Technical Perspective: Going Beyond Chronometer Standards With Glashütte Original's Senator Excellence
The new Caliber 36 development from Glashütte Original is tried past COSC standards.
“Chronometer” truly, alluded to an especially precise watch or clock – frequently, one which utilized a detent escapement. Today, the expression “chronometer” is characterized by ISO 3159, which shapes the premise of the norms utilized by Switzerland’s Controle Officiel Suisse des Chronomètres (COSC). COSC guarantees chronometers for Rolex, Breitling, and Panerai to give some examples brands. While COSC is absolutely a conspicuous testing organization, there are others as well. The Federal Institute of Metrology (METAS) in Switzerland has as of late started testing watches, with Omega moving its chronometer testing there from COSC. In Germany, Wempe tests and confirms chronometers at the Glashütte Observatory, under DIN 8319, which utilizes similar rules as those found in ISO 3159.
Setting aside precision, the Senator Excellence is a completely appealing watch that wears very well.
Even with the current testing organizations accessible to ensure their watches, there is a pattern of brands making their own seals, guarantees, or assurances all things considered. Some contend that these outcomes can’t be depended on as much as those coming from nonpartisan testing office – and I concur. Perhaps in view of that, Glashütte Original decided to cause its quality guarantee principles to surpass what COSC indicates. Also, the Senator Excellence isn’t advertised as a chronometer, despite the fact that it unquestionably could be founded on its exhibition norms (however once more, to utilize the expression “chronometer” for a German-made watch would require testing by an outer office). Taking a gander at Glashütte Original’s quality guarantee, I can see that it eminently surpasses COSC’s chronometer guidelines in two classifications: positions tried and normal day by day rate.
Adjusting the rate is done by means of equilibrium screws. (Photograph Courtesy Glashütte Original)
- Positions tested
- COSC: 5
- Glashütte Original: 6
- Average every day rate
- COSC: – 4/+6 seconds more than ten days
- Glashütte Original: – 4/+6 seconds over twelve days
- Mean variety in rates
- COSC: 2 seconds for each day
- Glashütte Original: 2 seconds for each day
- Greatest variety in rates
- COSC: 5 seconds
- Glashütte Original: 5 seconds
- Difference between rates in level and vertical positions
- COSC: – 6/+8 seconds
- Glashütte Original: – 6/+8 seconds
- Largest variety in rates
- COSC: 10 seconds
- Glashütte Original: 10 seconds
The Senator Excellence is the principal watch to house the new Caliber 36 movement.

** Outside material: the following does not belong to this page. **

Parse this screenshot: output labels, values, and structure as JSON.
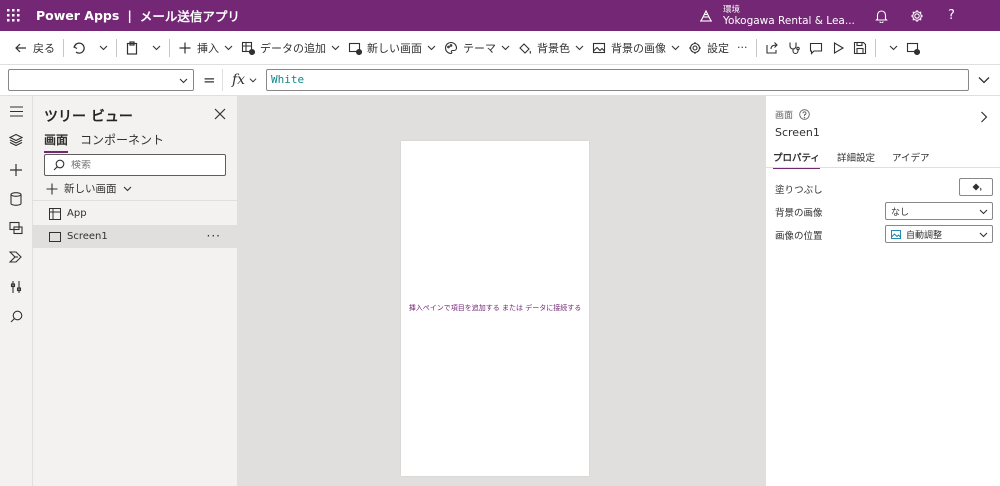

This is a noteworthy testing system for any watch, and I was intrigued to test the watch direct to perceive what the outcomes would be. While I didn’t test the rate more than twelve days (as Glashütte Original did) the outcomes I found in one evening time testing with Witschi and Vibrograf timing machines were surprising. The outcomes coordinated precisely what Glashütte Original indicated in the rate card provided with the watch. The Senator Excellence is an uncommonly precise mechanical watch, addressing a huge move up to the brand’s famous Senator line.
The Glashütte Original Senator Excellence in tempered steel with silver dial is accessible now with a retail cost of $9,700. For more data, visit Glashütte Original.
The Caliber 36’s controller with the fine change screw.
A more critical glance at the extension etchings on the Caliber 36.